Every year, approximately 500 people die in the U. S. from accidental carbon monoxide poisoning. Carbon monoxide is an odorless, colorless gas produced by portable generators, stoves, lanterns, gas ranges, and from burning charcoal and wood.  Effective January 1, 2007, every Illinois home is required to have at least one carbon monoxide alarm, in an operating condition, within 15 feet of every room used for sleeping purposes.

Carbon Monoxide Data:

Each year, carbon monoxide (CO) poisoning is responsible for more than 50,000 emergency department visits, resulting in more than 400 deaths according to the Centers for Disease Control and Prevention.
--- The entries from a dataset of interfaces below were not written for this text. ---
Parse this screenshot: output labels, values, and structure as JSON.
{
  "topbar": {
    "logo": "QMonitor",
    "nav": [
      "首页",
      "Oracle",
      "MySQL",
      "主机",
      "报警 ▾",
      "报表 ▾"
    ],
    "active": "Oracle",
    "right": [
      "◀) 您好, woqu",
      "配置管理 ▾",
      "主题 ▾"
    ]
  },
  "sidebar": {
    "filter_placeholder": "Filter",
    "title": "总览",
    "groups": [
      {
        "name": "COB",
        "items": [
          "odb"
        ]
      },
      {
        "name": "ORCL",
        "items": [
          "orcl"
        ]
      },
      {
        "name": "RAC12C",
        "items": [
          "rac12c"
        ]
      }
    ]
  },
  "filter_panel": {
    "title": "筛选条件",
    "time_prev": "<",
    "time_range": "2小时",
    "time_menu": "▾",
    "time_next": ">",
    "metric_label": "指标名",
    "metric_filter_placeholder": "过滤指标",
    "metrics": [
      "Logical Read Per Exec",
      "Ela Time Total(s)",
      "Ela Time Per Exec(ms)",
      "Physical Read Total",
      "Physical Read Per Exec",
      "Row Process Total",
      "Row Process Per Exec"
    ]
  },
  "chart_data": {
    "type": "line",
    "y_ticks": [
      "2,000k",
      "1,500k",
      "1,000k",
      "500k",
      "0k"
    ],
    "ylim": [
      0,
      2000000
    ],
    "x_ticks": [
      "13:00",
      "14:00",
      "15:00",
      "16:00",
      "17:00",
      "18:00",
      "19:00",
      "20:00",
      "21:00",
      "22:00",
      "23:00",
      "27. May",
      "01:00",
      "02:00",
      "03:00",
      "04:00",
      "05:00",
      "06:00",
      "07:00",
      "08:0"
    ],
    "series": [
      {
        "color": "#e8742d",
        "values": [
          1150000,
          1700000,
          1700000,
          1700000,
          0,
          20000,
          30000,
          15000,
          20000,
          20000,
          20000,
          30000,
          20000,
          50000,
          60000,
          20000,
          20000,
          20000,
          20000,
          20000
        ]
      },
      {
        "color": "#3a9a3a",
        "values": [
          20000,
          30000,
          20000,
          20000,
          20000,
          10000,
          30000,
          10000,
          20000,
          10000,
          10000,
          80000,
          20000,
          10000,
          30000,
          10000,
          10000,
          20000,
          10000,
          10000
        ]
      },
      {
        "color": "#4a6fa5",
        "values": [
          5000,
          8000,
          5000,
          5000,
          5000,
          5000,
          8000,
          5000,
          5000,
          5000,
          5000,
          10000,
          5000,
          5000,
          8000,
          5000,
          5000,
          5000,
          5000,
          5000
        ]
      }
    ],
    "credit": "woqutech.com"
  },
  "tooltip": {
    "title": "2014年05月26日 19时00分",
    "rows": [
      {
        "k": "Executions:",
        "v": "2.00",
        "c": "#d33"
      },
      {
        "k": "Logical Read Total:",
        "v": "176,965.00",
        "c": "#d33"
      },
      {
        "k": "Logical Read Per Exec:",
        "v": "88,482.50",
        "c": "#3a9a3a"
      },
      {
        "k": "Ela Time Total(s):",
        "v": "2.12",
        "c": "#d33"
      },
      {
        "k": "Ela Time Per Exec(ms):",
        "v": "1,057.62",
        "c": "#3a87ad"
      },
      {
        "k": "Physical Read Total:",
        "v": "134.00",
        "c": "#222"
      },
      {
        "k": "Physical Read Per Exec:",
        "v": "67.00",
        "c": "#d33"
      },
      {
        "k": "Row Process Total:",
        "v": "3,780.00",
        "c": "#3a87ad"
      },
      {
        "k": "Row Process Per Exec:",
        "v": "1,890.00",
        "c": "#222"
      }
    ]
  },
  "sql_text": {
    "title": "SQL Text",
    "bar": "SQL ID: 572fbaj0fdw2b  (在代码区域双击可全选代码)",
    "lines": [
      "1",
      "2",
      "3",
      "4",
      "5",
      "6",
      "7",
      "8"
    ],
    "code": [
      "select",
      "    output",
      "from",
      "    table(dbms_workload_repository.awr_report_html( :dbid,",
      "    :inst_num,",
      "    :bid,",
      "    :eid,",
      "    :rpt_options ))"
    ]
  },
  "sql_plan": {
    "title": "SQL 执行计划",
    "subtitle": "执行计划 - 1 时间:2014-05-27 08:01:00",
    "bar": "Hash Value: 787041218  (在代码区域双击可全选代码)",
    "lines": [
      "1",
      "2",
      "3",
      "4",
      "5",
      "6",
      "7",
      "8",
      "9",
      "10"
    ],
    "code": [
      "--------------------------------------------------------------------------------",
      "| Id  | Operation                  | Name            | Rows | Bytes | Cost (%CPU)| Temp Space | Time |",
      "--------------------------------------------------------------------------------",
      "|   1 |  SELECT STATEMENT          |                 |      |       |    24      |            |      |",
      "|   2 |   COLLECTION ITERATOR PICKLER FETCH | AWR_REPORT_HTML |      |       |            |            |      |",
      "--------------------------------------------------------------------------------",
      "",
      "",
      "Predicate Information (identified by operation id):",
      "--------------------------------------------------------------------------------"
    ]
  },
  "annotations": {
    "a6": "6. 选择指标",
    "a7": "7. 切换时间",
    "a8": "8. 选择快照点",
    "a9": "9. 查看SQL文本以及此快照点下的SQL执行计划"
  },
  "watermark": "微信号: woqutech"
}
Americans ages 65 and older are among the highest fatalities.

During 2010–2015, a total of 2,244 deaths resulted from unintentional carbon monoxide poisoning, with the highest numbers of deaths each year occurring in winter months. In 2015, a total of 393 deaths resulting from unintentional carbon monoxide poisoning occurred, with 36% of the deaths occurring in December, January, or February.
Source: National Vital Statistics System. Mortality public use data files, 2016. https://www.cdc.gov/nchs/data_access/vitalstatsonline.htm.

Carbon Monoxide Testing Information for Homes:

Carbon monoxide monitors are the most convenient and affordable form of monitoring. Monitors should be placed in areas where your family spends most of its time i.e. bedrooms, kitchen, living room, but place far enough away from direct sources of carbon monoxide, such as a gas stove, to avoid false alarms. The typical price range per alarm is $18 to $50 depending on the features of the alarm. Alarms are commonly sold from hardware stores or larger retailers of home products.


Carbon Monoxide Page - EPA
US Consumer Product Safety Commission brochure provides information on sources of carbon monoxide, symptoms of poisoning, as well as sources of and clues to a possible carbon monoxide problem: Carbon Monoxide-The Invisible Killer
CDC insert provides expert answers to the most frequently asked questions about carbon monoxide: Carbon Monoxide Q & A
Illinois Department of Public Health Factsheet about carbon monoxide